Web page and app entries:
= = = =

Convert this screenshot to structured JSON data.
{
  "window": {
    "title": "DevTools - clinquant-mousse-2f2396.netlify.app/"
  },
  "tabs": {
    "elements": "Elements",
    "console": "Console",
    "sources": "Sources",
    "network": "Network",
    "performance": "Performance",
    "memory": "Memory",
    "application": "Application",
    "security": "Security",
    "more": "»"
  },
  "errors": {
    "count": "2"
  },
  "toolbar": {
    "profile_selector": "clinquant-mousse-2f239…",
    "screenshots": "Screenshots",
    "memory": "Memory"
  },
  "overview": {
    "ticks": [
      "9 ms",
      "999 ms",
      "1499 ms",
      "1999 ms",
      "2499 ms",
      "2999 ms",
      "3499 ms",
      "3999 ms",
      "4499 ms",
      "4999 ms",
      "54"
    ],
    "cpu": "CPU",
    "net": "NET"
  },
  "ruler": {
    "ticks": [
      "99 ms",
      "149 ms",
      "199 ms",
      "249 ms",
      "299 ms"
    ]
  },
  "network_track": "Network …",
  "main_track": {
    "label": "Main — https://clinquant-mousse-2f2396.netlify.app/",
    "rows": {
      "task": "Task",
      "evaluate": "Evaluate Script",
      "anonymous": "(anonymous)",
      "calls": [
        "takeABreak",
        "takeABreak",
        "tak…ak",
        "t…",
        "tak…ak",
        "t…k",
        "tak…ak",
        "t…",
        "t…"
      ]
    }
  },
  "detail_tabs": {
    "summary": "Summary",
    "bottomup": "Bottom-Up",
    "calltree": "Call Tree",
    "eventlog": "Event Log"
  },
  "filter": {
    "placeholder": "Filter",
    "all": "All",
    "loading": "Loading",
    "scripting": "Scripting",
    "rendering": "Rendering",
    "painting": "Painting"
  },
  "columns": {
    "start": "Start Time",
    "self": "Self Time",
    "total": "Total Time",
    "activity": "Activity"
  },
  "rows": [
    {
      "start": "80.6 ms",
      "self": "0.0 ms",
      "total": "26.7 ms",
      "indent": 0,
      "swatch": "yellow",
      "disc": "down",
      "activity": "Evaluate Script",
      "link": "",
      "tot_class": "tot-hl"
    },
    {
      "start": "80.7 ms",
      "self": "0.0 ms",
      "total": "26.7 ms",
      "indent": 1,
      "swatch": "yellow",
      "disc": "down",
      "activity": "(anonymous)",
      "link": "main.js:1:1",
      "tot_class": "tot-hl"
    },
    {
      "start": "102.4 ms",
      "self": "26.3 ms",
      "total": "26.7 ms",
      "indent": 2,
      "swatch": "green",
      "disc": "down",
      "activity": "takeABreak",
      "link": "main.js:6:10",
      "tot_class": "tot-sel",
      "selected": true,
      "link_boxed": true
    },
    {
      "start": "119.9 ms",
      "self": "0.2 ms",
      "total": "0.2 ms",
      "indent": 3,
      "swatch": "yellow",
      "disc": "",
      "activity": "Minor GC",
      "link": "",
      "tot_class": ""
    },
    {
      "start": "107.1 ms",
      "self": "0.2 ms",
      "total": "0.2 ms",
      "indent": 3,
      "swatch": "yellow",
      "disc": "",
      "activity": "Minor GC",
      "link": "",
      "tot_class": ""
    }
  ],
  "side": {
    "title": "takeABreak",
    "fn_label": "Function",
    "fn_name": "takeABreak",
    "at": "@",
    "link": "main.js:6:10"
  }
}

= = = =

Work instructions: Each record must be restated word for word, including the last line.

Output for this exercise:
Convert this screenshot to structured JSON data.
{
  "window": {
    "title": "DevTools - clinquant-mousse-2f2396.netlify.app/"
  },
  "tabs": {
    "elements": "Elements",
    "console": "Console",
    "sources": "Sources",
    "network": "Network",
    "performance": "Performance",
    "memory": "Memory",
    "application": "Application",
    "security": "Security",
    "more": "»"
  },
  "errors": {
    "count": "2"
  },
  "toolbar": {
    "profile_selector": "clinquant-mousse-2f239…",
    "screenshots": "Screenshots",
    "memory": "Memory"
  },
  "overview": {
    "ticks": [
      "9 ms",
      "999 ms",
      "1499 ms",
      "1999 ms",
      "2499 ms",
      "2999 ms",
      "3499 ms",
      "3999 ms",
      "4499 ms",
      "4999 ms",
      "54"
    ],
    "cpu": "CPU",
    "net": "NET"
  },
  "ruler": {
    "ticks": [
      "99 ms",
      "149 ms",
      "199 ms",
      "249 ms",
      "299 ms"
    ]
  },
  "network_track": "Network …",
  "main_track": {
    "label": "Main — https://clinquant-mousse-2f2396.netlify.app/",
    "rows": {
      "task": "Task",
      "evaluate": "Evaluate Script",
      "anonymous": "(anonymous)",
      "calls": [
        "takeABreak",
        "takeABreak",
        "tak…ak",
        "t…",
        "tak…ak",
        "t…k",
        "tak…ak",
        "t…",
        "t…"
      ]
    }
  },
  "detail_tabs": {
    "summary": "Summary",
    "bottomup": "Bottom-Up",
    "calltree": "Call Tree",
    "eventlog": "Event Log"
  },
  "filter": {
    "placeholder": "Filter",
    "all": "All",
    "loading": "Loading",
    "scripting": "Scripting",
    "rendering": "Rendering",
    "painting": "Painting"
  },
  "columns": {
    "start": "Start Time",
    "self": "Self Time",
    "total": "Total Time",
    "activity": "Activity"
  },
  "rows": [
    {
      "start": "80.6 ms",
      "self": "0.0 ms",
      "total": "26.7 ms",
      "indent": 0,
      "swatch": "yellow",
      "disc": "down",
      "activity": "Evaluate Script",
      "link": "",
      "tot_class": "tot-hl"
    },
    {
      "start": "80.7 ms",
      "self": "0.0 ms",
      "total": "26.7 ms",
      "indent": 1,
      "swatch": "yellow",
      "disc": "down",
      "activity": "(anonymous)",
      "link": "main.js:1:1",
      "tot_class": "tot-hl"
    },
    {
      "start": "102.4 ms",
      "self": "26.3 ms",
      "total": "26.7 ms",
      "indent": 2,
      "swatch": "green",
      "disc": "down",
      "activity": "takeABreak",
      "link": "main.js:6:10",
      "tot_class": "tot-sel",
      "selected": true,
      "link_boxed": true
    },
    {
      "start": "119.9 ms",
      "self": "0.2 ms",
      "total": "0.2 ms",
      "indent": 3,
      "swatch": "yellow",
      "disc": "",
      "activity": "Minor GC",
      "link": "",
      "tot_class": ""
    },
    {
      "start": "107.1 ms",
      "self": "0.2 ms",
      "total": "0.2 ms",
      "indent": 3,
      "swatch": "yellow",
      "disc": "",
      "activity": "Minor GC",
      "link": "",
      "tot_class": ""
    }
  ],
  "side": {
    "title": "takeABreak",
    "fn_label": "Function",
    "fn_name": "takeABreak",
    "at": "@",
    "link": "main.js:6:10"
  }
}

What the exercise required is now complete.